Yellows: 

Comparative-chart---yellowsAlthough the colors of the first few yellows shown here are similar, notice that yellow ochre is semi-opaque, so is not as good for mixing or glazing as the more transparent colors are.  And quin gold is dual-toned, leaning toward a transparent brown when applied densely, but a somewhat cooler, transparent yellow when well mixed with water, providing greater flexibility for mixing a variety of greens. The coolest yellow shown here is Winsor lemon.  Another cool alternative, aureolin, is not lightfast, so is not a good choice if longevity is a concern.  Indian yellow and new gamboge (which replaces the original, fugitive version of gamboge) provide warmer alternatives.

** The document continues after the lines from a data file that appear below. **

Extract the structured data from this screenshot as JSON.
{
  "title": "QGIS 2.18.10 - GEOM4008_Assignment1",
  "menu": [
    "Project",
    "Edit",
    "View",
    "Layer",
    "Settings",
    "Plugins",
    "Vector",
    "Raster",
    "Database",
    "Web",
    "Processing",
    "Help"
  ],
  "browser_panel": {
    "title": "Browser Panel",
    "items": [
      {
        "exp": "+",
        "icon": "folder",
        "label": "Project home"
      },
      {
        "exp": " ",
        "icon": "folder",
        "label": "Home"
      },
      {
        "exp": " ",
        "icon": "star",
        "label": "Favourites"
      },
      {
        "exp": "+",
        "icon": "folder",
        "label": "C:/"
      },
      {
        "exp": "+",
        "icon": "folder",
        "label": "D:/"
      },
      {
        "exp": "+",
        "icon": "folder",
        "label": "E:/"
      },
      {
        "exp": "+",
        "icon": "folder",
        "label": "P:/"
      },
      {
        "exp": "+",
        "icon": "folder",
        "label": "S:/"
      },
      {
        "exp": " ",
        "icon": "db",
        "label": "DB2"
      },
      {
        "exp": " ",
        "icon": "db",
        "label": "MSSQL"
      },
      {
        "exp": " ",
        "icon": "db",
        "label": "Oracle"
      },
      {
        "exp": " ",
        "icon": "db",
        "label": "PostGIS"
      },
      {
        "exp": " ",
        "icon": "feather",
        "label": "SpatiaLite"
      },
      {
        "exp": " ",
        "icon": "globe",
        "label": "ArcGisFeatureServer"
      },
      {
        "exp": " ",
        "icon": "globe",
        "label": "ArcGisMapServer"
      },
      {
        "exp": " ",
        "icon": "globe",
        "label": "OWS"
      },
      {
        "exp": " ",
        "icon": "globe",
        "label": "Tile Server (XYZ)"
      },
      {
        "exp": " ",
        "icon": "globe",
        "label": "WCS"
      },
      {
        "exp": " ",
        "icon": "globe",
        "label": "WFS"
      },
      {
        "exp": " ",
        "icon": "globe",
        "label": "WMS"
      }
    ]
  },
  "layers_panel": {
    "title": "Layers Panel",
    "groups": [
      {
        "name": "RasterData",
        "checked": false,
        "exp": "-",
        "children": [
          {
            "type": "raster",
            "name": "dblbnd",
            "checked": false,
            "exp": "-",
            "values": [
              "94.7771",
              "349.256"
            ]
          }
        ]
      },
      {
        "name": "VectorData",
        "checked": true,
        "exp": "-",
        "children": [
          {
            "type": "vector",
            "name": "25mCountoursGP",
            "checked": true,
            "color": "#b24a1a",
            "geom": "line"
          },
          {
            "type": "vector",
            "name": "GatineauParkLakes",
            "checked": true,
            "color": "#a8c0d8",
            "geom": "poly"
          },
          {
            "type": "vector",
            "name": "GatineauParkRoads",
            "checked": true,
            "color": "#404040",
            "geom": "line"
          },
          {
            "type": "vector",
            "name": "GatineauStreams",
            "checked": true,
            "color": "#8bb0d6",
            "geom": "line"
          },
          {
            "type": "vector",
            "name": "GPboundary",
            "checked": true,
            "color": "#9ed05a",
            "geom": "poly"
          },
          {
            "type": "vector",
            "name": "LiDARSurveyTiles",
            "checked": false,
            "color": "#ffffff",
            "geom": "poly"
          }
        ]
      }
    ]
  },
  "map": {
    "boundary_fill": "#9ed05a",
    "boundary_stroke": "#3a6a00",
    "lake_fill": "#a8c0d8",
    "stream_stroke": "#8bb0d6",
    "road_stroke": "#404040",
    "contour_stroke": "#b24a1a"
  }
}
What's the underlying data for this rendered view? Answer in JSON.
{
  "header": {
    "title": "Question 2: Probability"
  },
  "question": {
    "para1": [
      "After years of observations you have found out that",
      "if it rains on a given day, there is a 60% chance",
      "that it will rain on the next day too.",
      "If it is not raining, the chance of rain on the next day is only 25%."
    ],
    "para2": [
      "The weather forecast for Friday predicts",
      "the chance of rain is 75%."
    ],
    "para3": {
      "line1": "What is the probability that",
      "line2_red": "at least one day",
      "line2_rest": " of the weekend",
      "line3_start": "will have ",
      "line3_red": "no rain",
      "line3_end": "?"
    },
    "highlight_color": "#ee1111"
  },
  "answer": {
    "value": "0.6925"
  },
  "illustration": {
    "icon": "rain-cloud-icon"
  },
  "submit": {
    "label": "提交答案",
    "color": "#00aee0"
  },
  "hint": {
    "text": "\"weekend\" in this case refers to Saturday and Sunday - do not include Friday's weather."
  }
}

Notice that the same pigment is often used for a variety of colors, dependent on the processing method used.  Different manufacturers may use very different names for the same color, or the same name for very different colors; so when selecting paints, you should rely more on the pigments used than on the name, although the name may offer some clues.  As a general rule (though with exceptions) although the coloration may vary, other characteristics of the pigment will generally tend to be pretty consistent.  Some traditionally used pigments tend to be fugitive, while the more modern pigments that replicate them are usually more permanent.

Such reformulated colors are often (though not always) referred to on the label as “hues.”  (Some “hues” are also formulated to replicate colors that traditionally relied on pigments that are either very expensive or are no longer available.)  Other terms in the name, such as “permanent” or “new,” usually indicate that this formulation replaces a similar but more fugitive color.  So if you see a color labeled as “permanent,” it’s wise to avoid paints using the same name without the “permanent” designation unless you know that, like quinacridones or phthalos, the pigment used is indeed permanent.

I generally prefer to avoid cadmium colors.  Several manufacturers, including Winsor Newton, have recently introduced some cadmium-free formulations as alternatives to their traditional cadmium colors–primarily yellows, oranges, and reds.  I have been content with my existing palette so haven’t felt a need to try them out yet.  If you’re interested in them, you may want to do some of your own comparative testing against similar colors already on your own palette.

Keep in mind that the paints discussed here are limited examples of only two brands of watercolor.  Similar colors of other brands will vary, depending on the pigment(s) used, formulation, and processing.  Read the labels or manufacturers’ information sheets for clues regarding transparency, permanence (lightfastness), and whether they are staining or non-staining.  Only direct comparison will determine temperature bias and chroma as related to similar colors.

-Lightfastness is often noted as ASTM I, II, III, or IV (the lower the number, the better—look for ASTM I or II), but not all pigments have an official rating.

-For clean mixing of colors (to minimize “mud”) look for transparent paints.

-For glazing, look for transparency, which allows underlying layers to shine through.  (Take note of how well underlying marks show through the paint in the chart.)

-Many organic pigments (quinacridone, phthalocyanine, indanthrone, etc.) tend to be transparent and have strong, staining characteristics.  Many (though not all) also tend to be more lightfast.

-Inorganics, such as cadmiums and earth colors (ground stone) are generally easier to lift off the paper but, because they are often granular, they tend to be somewhat less transparent.  But don’t expect any paint to lift entirely off the paper without leaving some color influence behind.

Only you can determine which qualities are most important to you and your working methods.  I hope these comparisons and tips help you in making wise selections for your own palette.

In part 2, I’ll be comparing some popular blues.